After a period as Vicar General of the Diocese of Marseille, Eugene was named Bishop of Marseille in 1837. At that time, he was not only a pastor of a Church undergoing a time of significant growth but also simultaneously the Superior of a fledgling group of missionaries.  Bishop Eugene de Mazenod truly had to be “all things to all people.” As Bishop, he greatly increased the number of parishes and religious associations in the diocese. 

The construction of a new cathedral, the Shrine of Notre Dame was initiated. He continued to direct the Oblates of Mary Immaculate, even after the 1840s, when they expanded into the Americas, Africa and Asia. He also accepted the headship of the Holy Family Sisters of Bordeaux. These responsibilities brought him into contact with the British Isles, with the Oxford Movement, and early ecumenical trends.   In 1854, he journeyed to Rome to participate in the proclamation of the Immaculate Conception on December 8th.

End of life and Canonization of Eugene de Mazenod as a Saint

Towards the end of his life, Eugene had become very free. Faced with the prospect of the cardinalate which had been promised and which slipped away from him because of political considerations, he had this to say: “After all, it is all the same whether one is buried in a red cassock or a purple one; the main thing is that the bishop gets to heaven”.

Shortly before his death on May 21, 1861, in keeping with his temperament, the elderly and seriously ill bishop said to those around him: “Should I happen to doze off, or if I appear to be getting worse, please wake me up! I want to die knowing that I am dying”

His last words to the Oblates were a testament that summed up his life: “Practice well among yourselves charity, charity, charity, and outside, zeal for the salvation of souls”. Saint Eugene died on Pentecost Sunday to the prayer of the Salve Regina, It was his final salute on earth to the one he considered as the “Mother of the Mission”.

 

 

 

 

 

Pope John Paul II reflection on Saint Eugene de Mazenod Canonization Celebration – December 3, 1995 – Rome, Italy

On December 3rd, 1995, Pope John Paul II canonized Saint Eugene de Mazenod. He was the first French bishop to be declared a saint since 1588. He is considered a patron saint for families in difficulty.

 In the ceremony, he declared…
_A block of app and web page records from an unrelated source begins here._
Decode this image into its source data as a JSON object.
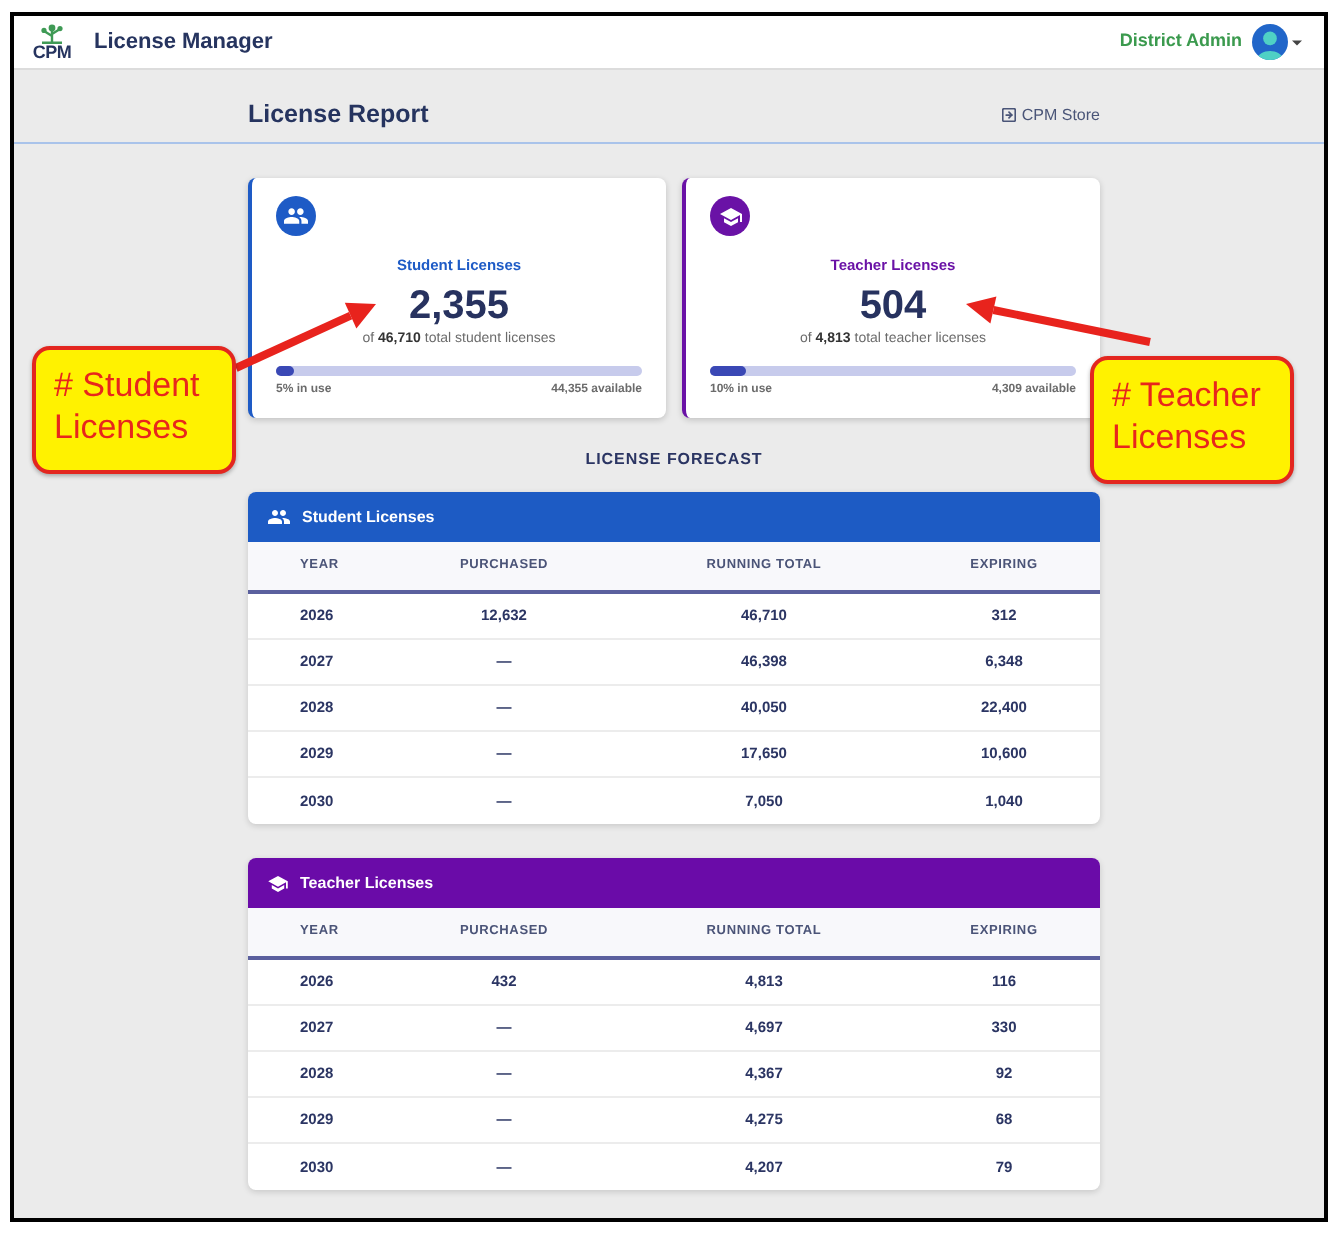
{
  "header": {
    "logo_text": "CPM",
    "app_title": "License Manager",
    "user_name": "District Admin"
  },
  "report_bar": {
    "title": "License Report",
    "store_link": "CPM Store"
  },
  "cards": [
    {
      "kind": "student",
      "color": "#1e5bc6",
      "title": "Student Licenses",
      "count": "2,355",
      "total_text": "of **46,710** total student licenses",
      "level": 0.05,
      "in_use": "5% in use",
      "available": "44,355 available"
    },
    {
      "kind": "teacher",
      "color": "#6a12a6",
      "title": "Teacher Licenses",
      "count": "504",
      "total_text": "of **4,813** total teacher licenses",
      "level": 0.1,
      "in_use": "10% in use",
      "available": "4,309 available"
    }
  ],
  "forecast": {
    "title": "LICENSE FORECAST",
    "tables": [
      {
        "kind": "student",
        "color": "#1d5bc4",
        "title": "Student Licenses",
        "columns": [
          "YEAR",
          "PURCHASED",
          "RUNNING TOTAL",
          "EXPIRING"
        ],
        "rows": [
          [
            "2026",
            "12,632",
            "46,710",
            "312"
          ],
          [
            "2027",
            "—",
            "46,398",
            "6,348"
          ],
          [
            "2028",
            "—",
            "40,050",
            "22,400"
          ],
          [
            "2029",
            "—",
            "17,650",
            "10,600"
          ],
          [
            "2030",
            "—",
            "7,050",
            "1,040"
          ]
        ]
      },
      {
        "kind": "teacher",
        "color": "#6a0ba8",
        "title": "Teacher Licenses",
        "columns": [
          "YEAR",
          "PURCHASED",
          "RUNNING TOTAL",
          "EXPIRING"
        ],
        "rows": [
          [
            "2026",
            "432",
            "4,813",
            "116"
          ],
          [
            "2027",
            "—",
            "4,697",
            "330"
          ],
          [
            "2028",
            "—",
            "4,367",
            "92"
          ],
          [
            "2029",
            "—",
            "4,275",
            "68"
          ],
          [
            "2030",
            "—",
            "4,207",
            "79"
          ]
        ]
      }
    ]
  },
  "annotations": [
    {
      "text": "# Student Licenses"
    },
    {
      "text": "# Teacher Licenses"
    }
  ]
}
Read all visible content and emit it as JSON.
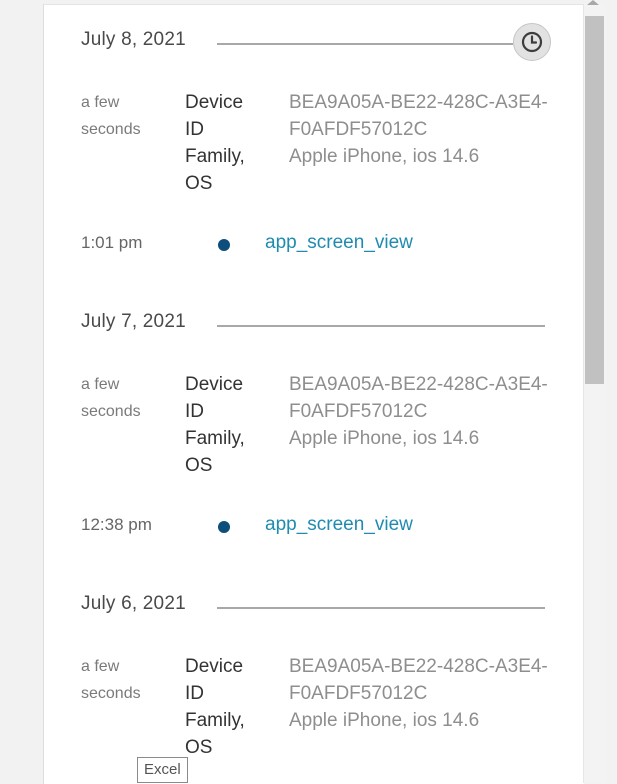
{
  "timeline": {
    "days": [
      {
        "date": "July 8, 2021",
        "session": {
          "ago_line1": "a few",
          "ago_line2": "seconds",
          "label_line1": "Device",
          "label_line2": "ID",
          "label_line3": "Family,",
          "label_line4": "OS",
          "device_id_line1": "BEA9A05A-BE22-428C-A3E4-",
          "device_id_line2": "F0AFDF57012C",
          "family_os": "Apple iPhone, ios 14.6"
        },
        "event": {
          "time": "1:01 pm",
          "name": "app_screen_view"
        }
      },
      {
        "date": "July 7, 2021",
        "session": {
          "ago_line1": "a few",
          "ago_line2": "seconds",
          "label_line1": "Device",
          "label_line2": "ID",
          "label_line3": "Family,",
          "label_line4": "OS",
          "device_id_line1": "BEA9A05A-BE22-428C-A3E4-",
          "device_id_line2": "F0AFDF57012C",
          "family_os": "Apple iPhone, ios 14.6"
        },
        "event": {
          "time": "12:38 pm",
          "name": "app_screen_view"
        }
      },
      {
        "date": "July 6, 2021",
        "session": {
          "ago_line1": "a few",
          "ago_line2": "seconds",
          "label_line1": "Device",
          "label_line2": "ID",
          "label_line3": "Family,",
          "label_line4": "OS",
          "device_id_line1": "BEA9A05A-BE22-428C-A3E4-",
          "device_id_line2": "F0AFDF57012C",
          "family_os": "Apple iPhone, ios 14.6"
        }
      }
    ]
  },
  "tooltip": {
    "text": "Excel"
  },
  "icons": {
    "clock": "clock-icon"
  },
  "colors": {
    "event_dot": "#0d4f7a",
    "event_link": "#1f8bb0",
    "panel_bg": "#ffffff",
    "page_bg": "#f2f2f2"
  }
}
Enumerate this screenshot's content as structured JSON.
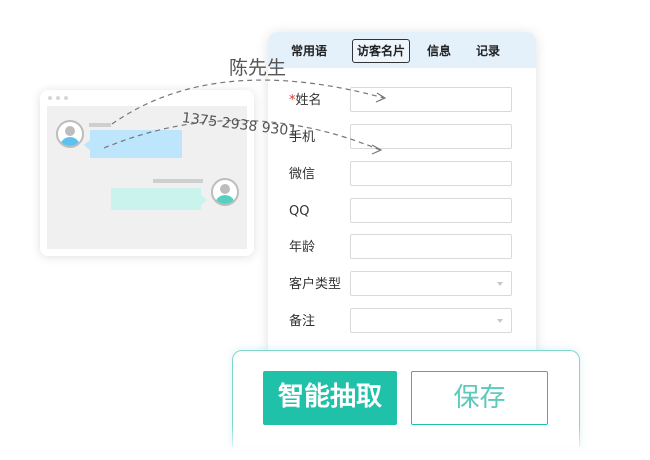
{
  "tabs": [
    "常用语",
    "访客名片",
    "信息",
    "记录"
  ],
  "active_tab": "访客名片",
  "fields": [
    {
      "label": "姓名",
      "required": true,
      "type": "text",
      "value": ""
    },
    {
      "label": "手机",
      "required": false,
      "type": "text",
      "value": ""
    },
    {
      "label": "微信",
      "required": false,
      "type": "text",
      "value": ""
    },
    {
      "label": "QQ",
      "required": false,
      "type": "text",
      "value": ""
    },
    {
      "label": "年龄",
      "required": false,
      "type": "text",
      "value": ""
    },
    {
      "label": "客户类型",
      "required": false,
      "type": "select",
      "value": ""
    },
    {
      "label": "备注",
      "required": false,
      "type": "select",
      "value": ""
    }
  ],
  "required_mark": "*",
  "annotations": {
    "name": "陈先生",
    "phone": "1375 2938 9301"
  },
  "actions": {
    "extract_label": "智能抽取",
    "save_label": "保存"
  },
  "colors": {
    "accent": "#1fc2a8",
    "tab_bar_bg": "#e4f1fb",
    "required": "#e03434",
    "left_bubble": "#bde5fb",
    "right_bubble": "#c9f3ec"
  }
}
“We are living in the second Advent of the world’s history. Eugene de Mazenod was a man of Advent, a man of the Coming. He not only looked forward to that Coming, he dedicated his whole life to preparing for it, one of those apostles who prepared the modern age, our age. His every action was inspired by a conviction he expressed in these words: “To love Church is to love Jesus Christ, and vice versa”. His influence is not limited to the age in which he lived but continues its effect on our time. What Saint Eugene wanted to achieve was that, in Christ, each individual could become a fully complete person, an authentic Christian, a credible saint The Church gives us this great Bishop and Founder of the Oblates of Mary Immaculate as an example of heroic faith, hope and charity.”